## EXERCISE MATERIAL:
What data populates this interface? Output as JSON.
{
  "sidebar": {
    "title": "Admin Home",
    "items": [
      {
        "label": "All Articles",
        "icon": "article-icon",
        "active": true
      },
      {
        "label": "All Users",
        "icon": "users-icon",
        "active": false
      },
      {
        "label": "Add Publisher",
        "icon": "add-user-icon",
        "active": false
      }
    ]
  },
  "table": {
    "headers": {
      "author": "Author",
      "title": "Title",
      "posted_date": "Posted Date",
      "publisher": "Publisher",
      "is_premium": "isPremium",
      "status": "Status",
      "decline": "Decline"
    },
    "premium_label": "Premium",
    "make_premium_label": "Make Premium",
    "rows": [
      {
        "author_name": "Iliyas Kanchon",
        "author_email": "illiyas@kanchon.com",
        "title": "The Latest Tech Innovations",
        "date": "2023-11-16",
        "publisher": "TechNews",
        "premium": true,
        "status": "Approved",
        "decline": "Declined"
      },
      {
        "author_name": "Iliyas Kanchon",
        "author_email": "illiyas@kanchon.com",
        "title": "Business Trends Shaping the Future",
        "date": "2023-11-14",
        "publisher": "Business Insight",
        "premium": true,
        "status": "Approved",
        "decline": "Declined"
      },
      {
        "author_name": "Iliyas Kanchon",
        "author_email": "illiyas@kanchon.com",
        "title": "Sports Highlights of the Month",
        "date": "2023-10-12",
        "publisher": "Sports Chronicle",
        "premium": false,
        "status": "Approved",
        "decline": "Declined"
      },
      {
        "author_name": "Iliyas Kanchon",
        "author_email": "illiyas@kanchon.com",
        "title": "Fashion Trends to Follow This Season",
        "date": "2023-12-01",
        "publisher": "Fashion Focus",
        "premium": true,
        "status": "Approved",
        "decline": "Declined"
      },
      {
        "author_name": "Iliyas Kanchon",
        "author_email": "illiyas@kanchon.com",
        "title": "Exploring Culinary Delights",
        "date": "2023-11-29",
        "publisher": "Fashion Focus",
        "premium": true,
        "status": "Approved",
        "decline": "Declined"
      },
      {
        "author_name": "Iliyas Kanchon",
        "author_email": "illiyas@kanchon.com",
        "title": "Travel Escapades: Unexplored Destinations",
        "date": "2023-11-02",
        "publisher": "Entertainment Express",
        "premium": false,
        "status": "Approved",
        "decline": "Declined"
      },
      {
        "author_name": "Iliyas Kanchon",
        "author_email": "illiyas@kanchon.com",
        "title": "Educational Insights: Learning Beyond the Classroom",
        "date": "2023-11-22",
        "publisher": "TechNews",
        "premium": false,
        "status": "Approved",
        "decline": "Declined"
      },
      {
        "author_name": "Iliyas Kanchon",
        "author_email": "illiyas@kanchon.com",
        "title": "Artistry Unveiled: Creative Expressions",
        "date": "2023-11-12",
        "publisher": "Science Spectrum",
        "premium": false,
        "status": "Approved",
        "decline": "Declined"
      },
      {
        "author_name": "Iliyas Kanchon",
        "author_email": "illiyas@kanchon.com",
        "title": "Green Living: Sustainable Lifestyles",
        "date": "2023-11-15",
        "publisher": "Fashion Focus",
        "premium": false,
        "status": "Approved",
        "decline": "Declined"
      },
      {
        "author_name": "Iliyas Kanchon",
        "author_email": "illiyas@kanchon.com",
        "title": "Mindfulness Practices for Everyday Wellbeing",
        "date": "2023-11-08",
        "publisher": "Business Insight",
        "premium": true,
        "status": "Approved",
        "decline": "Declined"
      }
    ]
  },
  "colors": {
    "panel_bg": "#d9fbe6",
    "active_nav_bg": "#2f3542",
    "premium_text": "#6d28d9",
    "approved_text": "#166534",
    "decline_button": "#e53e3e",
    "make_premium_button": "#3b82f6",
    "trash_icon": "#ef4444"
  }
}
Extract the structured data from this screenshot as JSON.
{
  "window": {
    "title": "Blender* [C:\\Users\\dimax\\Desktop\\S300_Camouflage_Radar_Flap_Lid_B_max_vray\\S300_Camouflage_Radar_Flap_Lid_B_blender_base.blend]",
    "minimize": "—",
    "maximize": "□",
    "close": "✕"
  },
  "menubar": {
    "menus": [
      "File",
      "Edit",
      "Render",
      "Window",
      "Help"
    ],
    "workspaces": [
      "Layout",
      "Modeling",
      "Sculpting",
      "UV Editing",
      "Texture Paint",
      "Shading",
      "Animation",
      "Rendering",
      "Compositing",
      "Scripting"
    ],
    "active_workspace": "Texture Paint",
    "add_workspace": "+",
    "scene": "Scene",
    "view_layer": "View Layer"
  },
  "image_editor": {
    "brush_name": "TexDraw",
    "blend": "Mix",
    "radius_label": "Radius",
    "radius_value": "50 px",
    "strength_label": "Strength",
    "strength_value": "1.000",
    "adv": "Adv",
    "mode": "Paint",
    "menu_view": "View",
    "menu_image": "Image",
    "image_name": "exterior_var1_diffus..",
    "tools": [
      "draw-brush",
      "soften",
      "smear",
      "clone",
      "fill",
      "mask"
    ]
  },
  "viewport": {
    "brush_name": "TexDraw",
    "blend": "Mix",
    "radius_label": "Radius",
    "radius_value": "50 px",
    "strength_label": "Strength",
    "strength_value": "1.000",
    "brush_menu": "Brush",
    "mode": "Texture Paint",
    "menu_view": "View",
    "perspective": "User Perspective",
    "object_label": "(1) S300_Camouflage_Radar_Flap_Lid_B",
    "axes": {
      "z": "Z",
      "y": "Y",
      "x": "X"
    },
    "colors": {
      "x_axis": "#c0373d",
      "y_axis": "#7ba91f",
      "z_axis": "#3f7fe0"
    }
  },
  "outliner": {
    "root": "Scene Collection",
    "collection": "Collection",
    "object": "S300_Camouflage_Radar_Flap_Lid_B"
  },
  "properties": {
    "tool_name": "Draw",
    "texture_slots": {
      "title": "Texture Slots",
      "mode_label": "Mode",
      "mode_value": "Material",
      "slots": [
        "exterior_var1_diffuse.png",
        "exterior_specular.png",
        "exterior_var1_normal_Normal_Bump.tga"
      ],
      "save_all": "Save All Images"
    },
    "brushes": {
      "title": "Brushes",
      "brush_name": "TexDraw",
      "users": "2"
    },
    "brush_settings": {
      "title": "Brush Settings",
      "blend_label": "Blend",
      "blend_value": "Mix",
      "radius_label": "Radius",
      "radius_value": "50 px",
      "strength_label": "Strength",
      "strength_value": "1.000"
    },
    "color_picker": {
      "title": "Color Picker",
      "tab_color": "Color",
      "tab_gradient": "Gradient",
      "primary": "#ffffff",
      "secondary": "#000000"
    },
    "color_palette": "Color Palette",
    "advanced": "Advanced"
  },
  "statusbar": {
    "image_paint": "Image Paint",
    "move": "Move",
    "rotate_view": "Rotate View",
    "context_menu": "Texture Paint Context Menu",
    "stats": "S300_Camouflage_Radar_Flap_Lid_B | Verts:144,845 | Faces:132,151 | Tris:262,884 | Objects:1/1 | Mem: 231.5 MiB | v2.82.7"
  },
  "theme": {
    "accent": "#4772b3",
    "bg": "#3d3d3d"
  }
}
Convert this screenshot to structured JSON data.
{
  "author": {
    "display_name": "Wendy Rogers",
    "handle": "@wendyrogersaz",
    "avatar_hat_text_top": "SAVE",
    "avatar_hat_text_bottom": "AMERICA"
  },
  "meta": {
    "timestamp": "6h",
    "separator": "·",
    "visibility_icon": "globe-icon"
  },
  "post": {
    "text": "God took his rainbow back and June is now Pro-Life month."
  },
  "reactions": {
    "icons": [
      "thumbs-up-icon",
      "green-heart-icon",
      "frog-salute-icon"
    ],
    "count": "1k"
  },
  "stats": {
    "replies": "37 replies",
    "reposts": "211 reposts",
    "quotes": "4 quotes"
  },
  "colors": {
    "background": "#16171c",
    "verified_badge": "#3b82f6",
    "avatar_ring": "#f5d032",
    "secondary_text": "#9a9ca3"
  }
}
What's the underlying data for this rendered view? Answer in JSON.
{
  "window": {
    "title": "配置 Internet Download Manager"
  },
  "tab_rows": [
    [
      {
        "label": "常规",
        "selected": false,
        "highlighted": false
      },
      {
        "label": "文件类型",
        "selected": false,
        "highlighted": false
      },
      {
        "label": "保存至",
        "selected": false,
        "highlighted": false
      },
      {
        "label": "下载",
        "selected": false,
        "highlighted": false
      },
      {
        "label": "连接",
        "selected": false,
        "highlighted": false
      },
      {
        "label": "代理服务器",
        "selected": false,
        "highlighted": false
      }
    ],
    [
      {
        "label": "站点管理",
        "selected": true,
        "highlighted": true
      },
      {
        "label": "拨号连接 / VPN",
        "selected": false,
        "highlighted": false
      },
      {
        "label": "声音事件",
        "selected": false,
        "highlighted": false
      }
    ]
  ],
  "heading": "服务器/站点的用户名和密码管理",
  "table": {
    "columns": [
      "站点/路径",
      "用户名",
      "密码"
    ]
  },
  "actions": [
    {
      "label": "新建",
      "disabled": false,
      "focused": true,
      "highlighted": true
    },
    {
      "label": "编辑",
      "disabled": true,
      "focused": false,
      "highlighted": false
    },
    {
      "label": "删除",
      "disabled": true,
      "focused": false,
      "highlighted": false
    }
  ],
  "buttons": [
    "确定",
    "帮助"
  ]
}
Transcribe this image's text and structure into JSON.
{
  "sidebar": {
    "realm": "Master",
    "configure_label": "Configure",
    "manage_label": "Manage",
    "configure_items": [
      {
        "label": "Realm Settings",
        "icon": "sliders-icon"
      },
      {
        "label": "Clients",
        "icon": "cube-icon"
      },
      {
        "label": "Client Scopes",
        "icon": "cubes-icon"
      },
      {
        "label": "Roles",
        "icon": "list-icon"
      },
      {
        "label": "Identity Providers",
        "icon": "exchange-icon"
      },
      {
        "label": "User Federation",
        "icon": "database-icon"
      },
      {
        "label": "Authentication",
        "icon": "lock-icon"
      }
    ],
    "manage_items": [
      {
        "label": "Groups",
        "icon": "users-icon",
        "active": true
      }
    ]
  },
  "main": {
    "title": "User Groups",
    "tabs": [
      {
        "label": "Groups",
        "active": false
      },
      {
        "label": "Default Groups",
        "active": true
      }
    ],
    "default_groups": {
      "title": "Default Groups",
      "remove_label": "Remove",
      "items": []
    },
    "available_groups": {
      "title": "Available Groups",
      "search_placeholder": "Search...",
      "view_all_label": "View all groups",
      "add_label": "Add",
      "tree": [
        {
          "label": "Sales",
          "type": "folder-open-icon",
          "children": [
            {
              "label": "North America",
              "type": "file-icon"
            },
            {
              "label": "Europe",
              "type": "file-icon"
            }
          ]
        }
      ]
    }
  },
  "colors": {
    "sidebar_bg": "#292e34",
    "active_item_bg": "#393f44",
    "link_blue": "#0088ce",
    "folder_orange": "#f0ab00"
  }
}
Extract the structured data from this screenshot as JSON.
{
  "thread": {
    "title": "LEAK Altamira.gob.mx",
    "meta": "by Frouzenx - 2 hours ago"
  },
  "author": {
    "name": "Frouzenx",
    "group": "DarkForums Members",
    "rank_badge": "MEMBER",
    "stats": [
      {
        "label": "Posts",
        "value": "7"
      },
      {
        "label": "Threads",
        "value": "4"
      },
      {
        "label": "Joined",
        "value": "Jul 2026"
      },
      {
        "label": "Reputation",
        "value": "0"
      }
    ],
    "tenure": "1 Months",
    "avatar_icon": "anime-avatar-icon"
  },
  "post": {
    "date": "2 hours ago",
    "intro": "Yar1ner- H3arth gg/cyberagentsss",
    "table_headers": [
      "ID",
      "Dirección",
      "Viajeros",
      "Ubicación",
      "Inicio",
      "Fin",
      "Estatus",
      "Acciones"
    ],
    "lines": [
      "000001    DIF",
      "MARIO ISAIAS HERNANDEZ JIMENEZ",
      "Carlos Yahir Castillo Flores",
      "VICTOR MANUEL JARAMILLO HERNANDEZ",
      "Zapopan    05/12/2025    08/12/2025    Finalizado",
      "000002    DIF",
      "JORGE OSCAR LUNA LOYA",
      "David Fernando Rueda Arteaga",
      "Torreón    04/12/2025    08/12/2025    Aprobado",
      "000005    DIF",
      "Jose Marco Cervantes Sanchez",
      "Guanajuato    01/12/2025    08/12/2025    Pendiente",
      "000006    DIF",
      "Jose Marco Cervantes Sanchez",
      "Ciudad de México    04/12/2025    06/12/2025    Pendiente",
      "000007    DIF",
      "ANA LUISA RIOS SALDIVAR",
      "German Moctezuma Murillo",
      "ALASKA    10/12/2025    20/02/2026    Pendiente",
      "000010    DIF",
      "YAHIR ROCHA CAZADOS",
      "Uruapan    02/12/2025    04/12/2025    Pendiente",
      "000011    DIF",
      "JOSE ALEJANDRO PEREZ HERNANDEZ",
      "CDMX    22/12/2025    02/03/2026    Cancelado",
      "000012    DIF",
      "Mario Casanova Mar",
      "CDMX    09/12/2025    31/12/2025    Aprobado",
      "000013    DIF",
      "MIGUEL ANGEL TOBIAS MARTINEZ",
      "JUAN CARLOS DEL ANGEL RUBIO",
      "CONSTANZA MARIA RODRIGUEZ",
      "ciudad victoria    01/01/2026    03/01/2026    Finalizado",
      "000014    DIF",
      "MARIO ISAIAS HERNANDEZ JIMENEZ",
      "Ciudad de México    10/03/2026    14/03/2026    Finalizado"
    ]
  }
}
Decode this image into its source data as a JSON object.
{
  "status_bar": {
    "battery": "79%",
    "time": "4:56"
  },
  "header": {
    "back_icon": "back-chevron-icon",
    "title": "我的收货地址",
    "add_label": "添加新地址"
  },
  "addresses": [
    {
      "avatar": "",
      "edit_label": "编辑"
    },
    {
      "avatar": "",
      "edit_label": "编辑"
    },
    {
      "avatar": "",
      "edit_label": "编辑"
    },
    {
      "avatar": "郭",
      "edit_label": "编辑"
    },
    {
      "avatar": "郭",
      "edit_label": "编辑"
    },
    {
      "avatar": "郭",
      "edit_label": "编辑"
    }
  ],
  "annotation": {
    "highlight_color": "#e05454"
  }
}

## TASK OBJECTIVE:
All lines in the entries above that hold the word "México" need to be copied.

## YOUR RESPONSE:
      "Ciudad de México    04/12/2025    06/12/2025    Pendiente",
      "Ciudad de México    10/03/2026    14/03/2026    Finalizado"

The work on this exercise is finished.